After the forum, Ambassador Kirk will go to Moscow where on Wednesday he “will hold bilateral meetings with the Russian government” officials. The USTR Office has not specified with whom. The main issues under discussion are likely to be the forthcoming Russia’s accession to the WTO and the repeal by the US Congress of the notorious Jackson-Vanik amendment. Earlier, the US Congress began debate on the final normalisation of trade and economic relations with Russia in light of its WTO accession. For the full normalisation of trade relations with Russia, the US Congress should repeal the discriminatory Jackson-Vanik amendment – a relic of the Cold War that once linked trade-related issues with freedom of emigration from the USSR. (more…)
Russian will not leave U.S. “attempts to interfere in our domestic affairs” without response, Foreign Ministry spokesman Alexander Lukashevich said on Thursday, referring to visa sanctions imposed on Russian officials allegedly linked to the controversial death of Russian lawyer Sergei Magnitsky in a Moscow pretrial detention center.
“The Russian Foreign Ministry’s attention was drawn to statements by U.S. Ambassador to Moscow Michael McFaul that U.S. entry bans for some of our country’s officials in the contest of the Magnitsky case were in line with the [U.S.] administration’s policy in the human rights sphere,” Lukashevich said.
“We consider such presentation of a problem unacceptable as it runs against not only the character of Russian-U.S. relations, but also the universally accepted principle of presumption of innocence,” he added.
Moscow has “repeatedly warned that such attempts to interfere in our domestic affairs will not be left without response,” he said.

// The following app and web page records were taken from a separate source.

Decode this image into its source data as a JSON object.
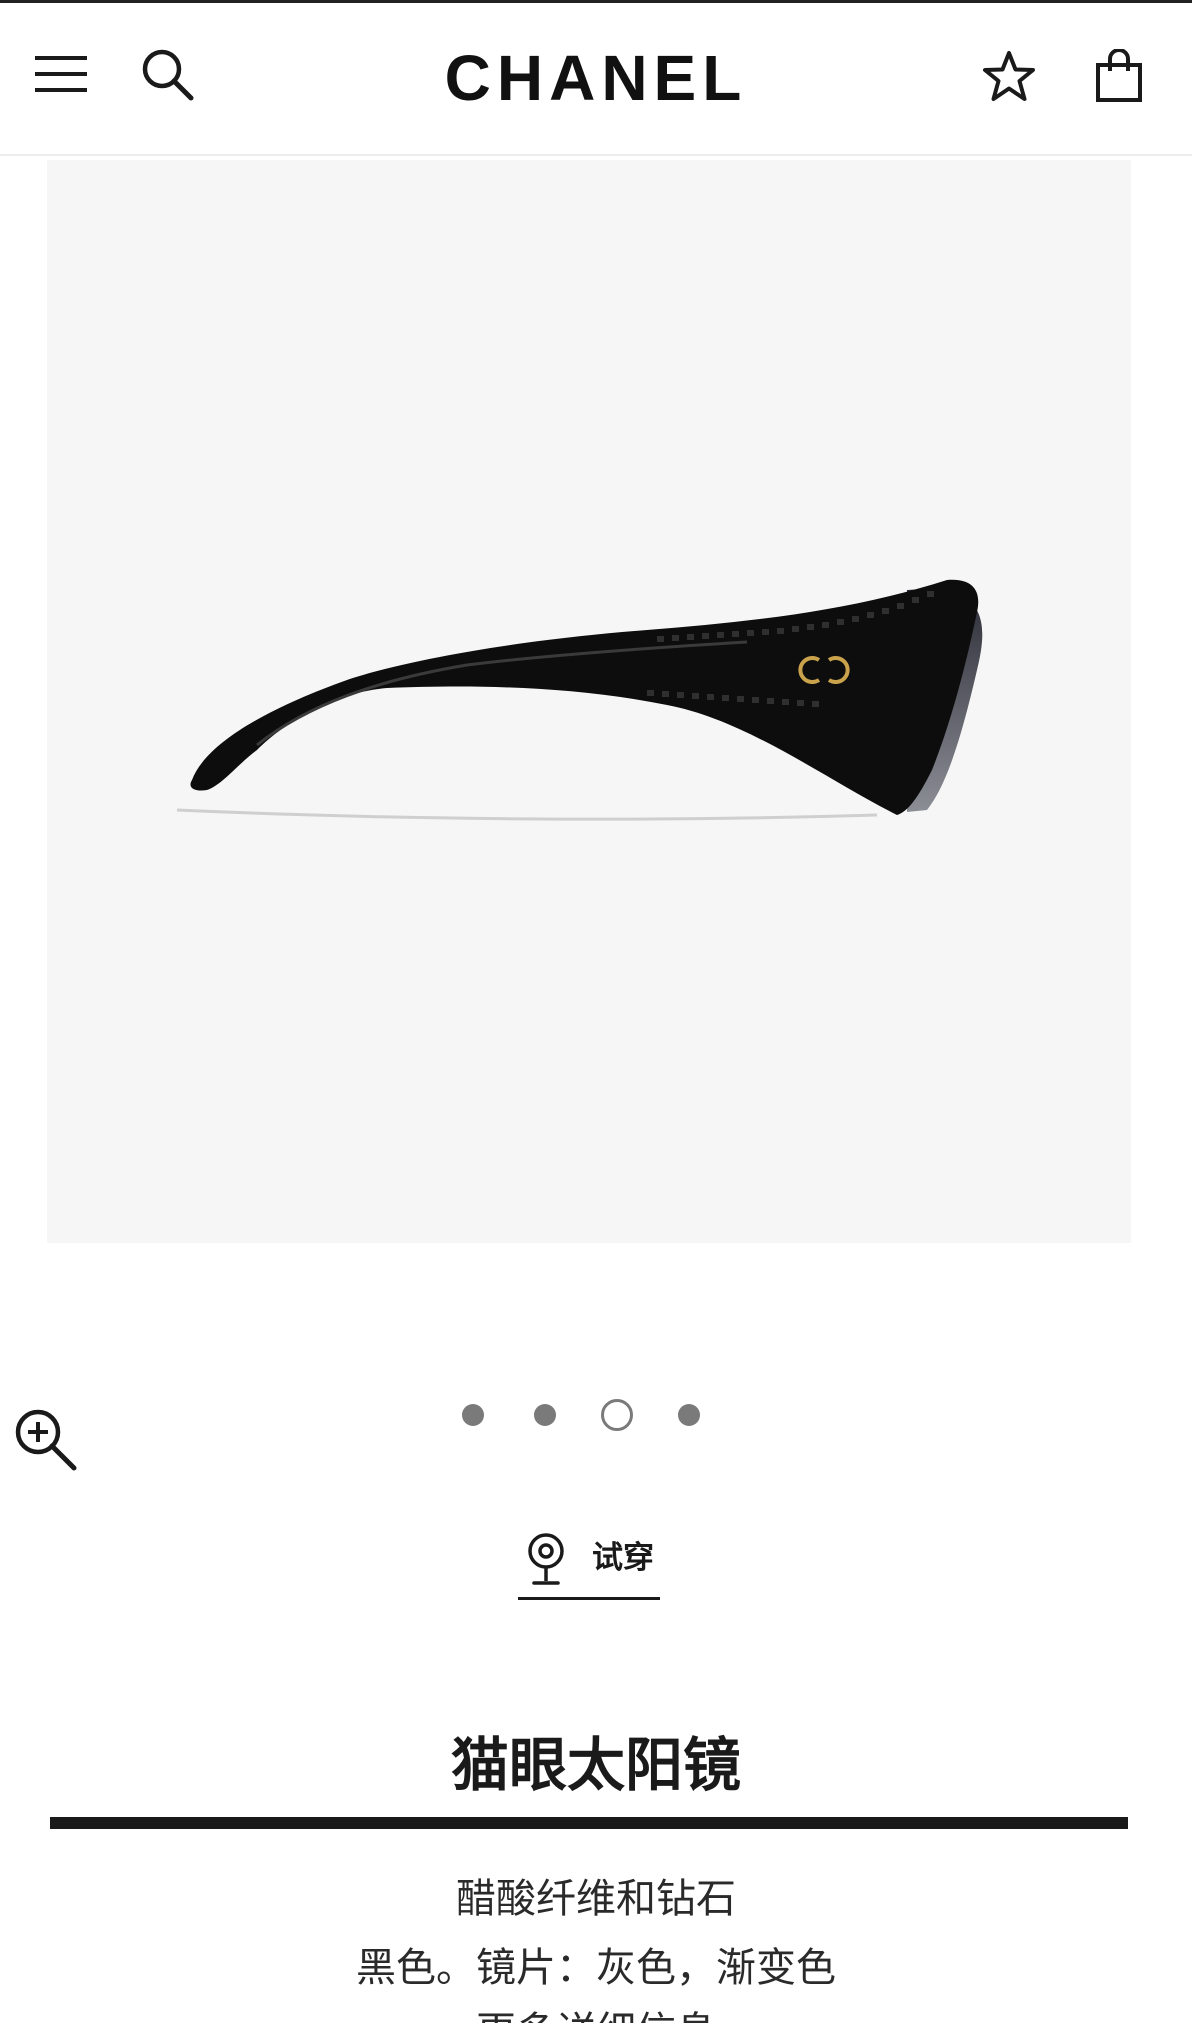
{
  "header": {
    "brand": "CHANEL",
    "icons": [
      "menu-icon",
      "search-icon",
      "star-icon",
      "shopping-bag-icon"
    ]
  },
  "gallery": {
    "image_alt": "黑色猫眼太阳镜侧视图",
    "total_slides": 4,
    "active_slide": 3,
    "zoom_icon": "zoom-in-icon"
  },
  "try_on": {
    "label": "试穿",
    "icon": "location-pin-icon"
  },
  "product": {
    "title": "猫眼太阳镜",
    "material": "醋酸纤维和钻石",
    "color": "黑色。镜片：灰色，渐变色",
    "more_details": "更多详细信息"
  },
  "colors": {
    "text": "#1a1a1a",
    "image_bg": "#f6f6f6",
    "dot": "#7a7a7a",
    "logo_cc": "#c9a24b"
  }
}
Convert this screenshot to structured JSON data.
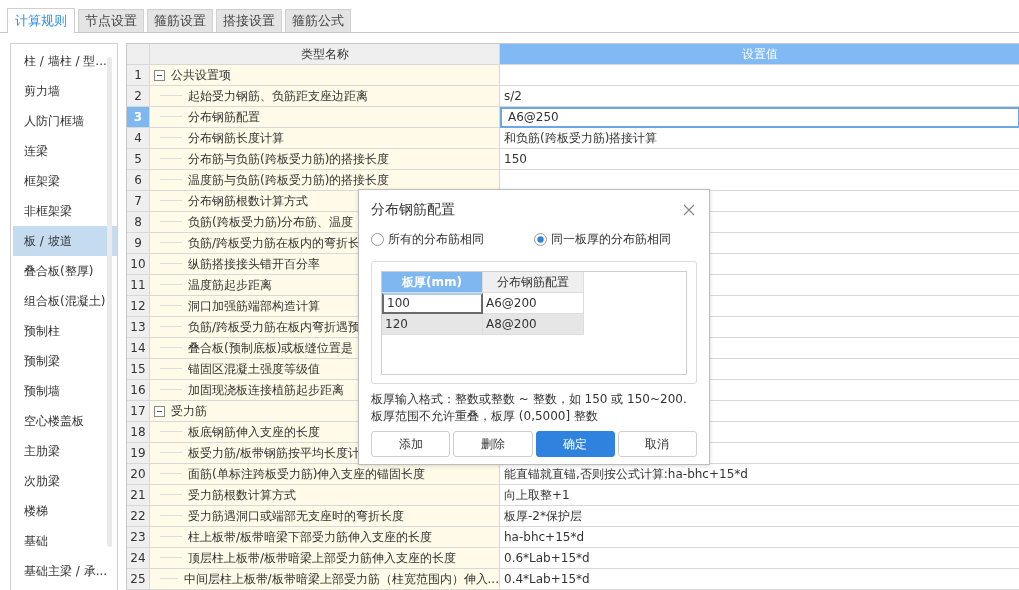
{
  "tabs": [
    {
      "label": "计算规则",
      "selected": true
    },
    {
      "label": "节点设置",
      "selected": false
    },
    {
      "label": "箍筋设置",
      "selected": false
    },
    {
      "label": "搭接设置",
      "selected": false
    },
    {
      "label": "箍筋公式",
      "selected": false
    }
  ],
  "sidebar": {
    "items": [
      {
        "label": "柱 / 墙柱 / 型...",
        "selected": false
      },
      {
        "label": "剪力墙",
        "selected": false
      },
      {
        "label": "人防门框墙",
        "selected": false
      },
      {
        "label": "连梁",
        "selected": false
      },
      {
        "label": "框架梁",
        "selected": false
      },
      {
        "label": "非框架梁",
        "selected": false
      },
      {
        "label": "板 / 坡道",
        "selected": true
      },
      {
        "label": "叠合板(整厚)",
        "selected": false
      },
      {
        "label": "组合板(混凝土)",
        "selected": false
      },
      {
        "label": "预制柱",
        "selected": false
      },
      {
        "label": "预制梁",
        "selected": false
      },
      {
        "label": "预制墙",
        "selected": false
      },
      {
        "label": "空心楼盖板",
        "selected": false
      },
      {
        "label": "主肋梁",
        "selected": false
      },
      {
        "label": "次肋梁",
        "selected": false
      },
      {
        "label": "楼梯",
        "selected": false
      },
      {
        "label": "基础",
        "selected": false
      },
      {
        "label": "基础主梁 / 承...",
        "selected": false
      }
    ]
  },
  "table": {
    "columns": [
      {
        "label": "类型名称",
        "selected": false
      },
      {
        "label": "设置值",
        "selected": true
      }
    ],
    "rows": [
      {
        "number": "1",
        "kind": "group",
        "expanded": true,
        "name": "公共设置项",
        "value": "",
        "selected": false
      },
      {
        "number": "2",
        "kind": "item",
        "name": "起始受力钢筋、负筋距支座边距离",
        "value": "s/2",
        "selected": false
      },
      {
        "number": "3",
        "kind": "item",
        "name": "分布钢筋配置",
        "value": "A6@250",
        "selected": true
      },
      {
        "number": "4",
        "kind": "item",
        "name": "分布钢筋长度计算",
        "value": "和负筋(跨板受力筋)搭接计算",
        "selected": false
      },
      {
        "number": "5",
        "kind": "item",
        "name": "分布筋与负筋(跨板受力筋)的搭接长度",
        "value": "150",
        "selected": false
      },
      {
        "number": "6",
        "kind": "item",
        "name": "温度筋与负筋(跨板受力筋)的搭接长度",
        "value": "",
        "selected": false
      },
      {
        "number": "7",
        "kind": "item",
        "name": "分布钢筋根数计算方式",
        "value": "",
        "selected": false
      },
      {
        "number": "8",
        "kind": "item",
        "name": "负筋(跨板受力筋)分布筋、温度",
        "value": "",
        "selected": false
      },
      {
        "number": "9",
        "kind": "item",
        "name": "负筋/跨板受力筋在板内的弯折长",
        "value": "",
        "selected": false
      },
      {
        "number": "10",
        "kind": "item",
        "name": "纵筋搭接接头错开百分率",
        "value": "",
        "selected": false
      },
      {
        "number": "11",
        "kind": "item",
        "name": "温度筋起步距离",
        "value": "",
        "selected": false
      },
      {
        "number": "12",
        "kind": "item",
        "name": "洞口加强筋端部构造计算",
        "value": "",
        "selected": false
      },
      {
        "number": "13",
        "kind": "item",
        "name": "负筋/跨板受力筋在板内弯折遇预",
        "value": "",
        "selected": false
      },
      {
        "number": "14",
        "kind": "item",
        "name": "叠合板(预制底板)或板缝位置是",
        "value": "",
        "selected": false
      },
      {
        "number": "15",
        "kind": "item",
        "name": "锚固区混凝土强度等级值",
        "value": "",
        "selected": false
      },
      {
        "number": "16",
        "kind": "item",
        "name": "加固现浇板连接植筋起步距离",
        "value": "",
        "selected": false
      },
      {
        "number": "17",
        "kind": "group",
        "expanded": true,
        "name": "受力筋",
        "value": "",
        "selected": false
      },
      {
        "number": "18",
        "kind": "item",
        "name": "板底钢筋伸入支座的长度",
        "value": "",
        "selected": false
      },
      {
        "number": "19",
        "kind": "item",
        "name": "板受力筋/板带钢筋按平均长度计",
        "value": "",
        "selected": false
      },
      {
        "number": "20",
        "kind": "item",
        "name": "面筋(单标注跨板受力筋)伸入支座的锚固长度",
        "value": "能直锚就直锚,否则按公式计算:ha-bhc+15*d",
        "selected": false
      },
      {
        "number": "21",
        "kind": "item",
        "name": "受力筋根数计算方式",
        "value": "向上取整+1",
        "selected": false
      },
      {
        "number": "22",
        "kind": "item",
        "name": "受力筋遇洞口或端部无支座时的弯折长度",
        "value": "板厚-2*保护层",
        "selected": false
      },
      {
        "number": "23",
        "kind": "item",
        "name": "柱上板带/板带暗梁下部受力筋伸入支座的长度",
        "value": "ha-bhc+15*d",
        "selected": false
      },
      {
        "number": "24",
        "kind": "item",
        "name": "顶层柱上板带/板带暗梁上部受力筋伸入支座的长度",
        "value": "0.6*Lab+15*d",
        "selected": false
      },
      {
        "number": "25",
        "kind": "item",
        "name": "中间层柱上板带/板带暗梁上部受力筋（柱宽范围内）伸入...",
        "value": "0.4*Lab+15*d",
        "selected": false
      }
    ]
  },
  "dialog": {
    "title": "分布钢筋配置",
    "radios": [
      {
        "label": "所有的分布筋相同",
        "selected": false
      },
      {
        "label": "同一板厚的分布筋相同",
        "selected": true
      }
    ],
    "table": {
      "columns": [
        {
          "label": "板厚(mm)",
          "selected": true
        },
        {
          "label": "分布钢筋配置",
          "selected": false
        }
      ],
      "rows": [
        {
          "cells": [
            "100",
            "A6@200"
          ],
          "selected": false,
          "editing": true
        },
        {
          "cells": [
            "120",
            "A8@200"
          ],
          "selected": true,
          "editing": false
        }
      ]
    },
    "hint": [
      "板厚输入格式：整数或整数 ~ 整数，如 150 或 150~200.",
      "板厚范围不允许重叠，板厚 (0,5000] 整数"
    ],
    "buttons": [
      {
        "label": "添加",
        "primary": false
      },
      {
        "label": "删除",
        "primary": false
      },
      {
        "label": "确定",
        "primary": true
      },
      {
        "label": "取消",
        "primary": false
      }
    ]
  }
}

Magnitsky, an anti-corruption lawyer who worked with the Hermitage Capital investment fund, died in Moscow’s infamous Matrosskaya Tishina pretrial detention center in November 2009, a year after he was arrested on tax evasion charges. Shortly before his arrest, he claimed to have uncovered a massive fraud in which Moscow tax and police officials had allegedly embezzled $230 million of budget funds. (more…)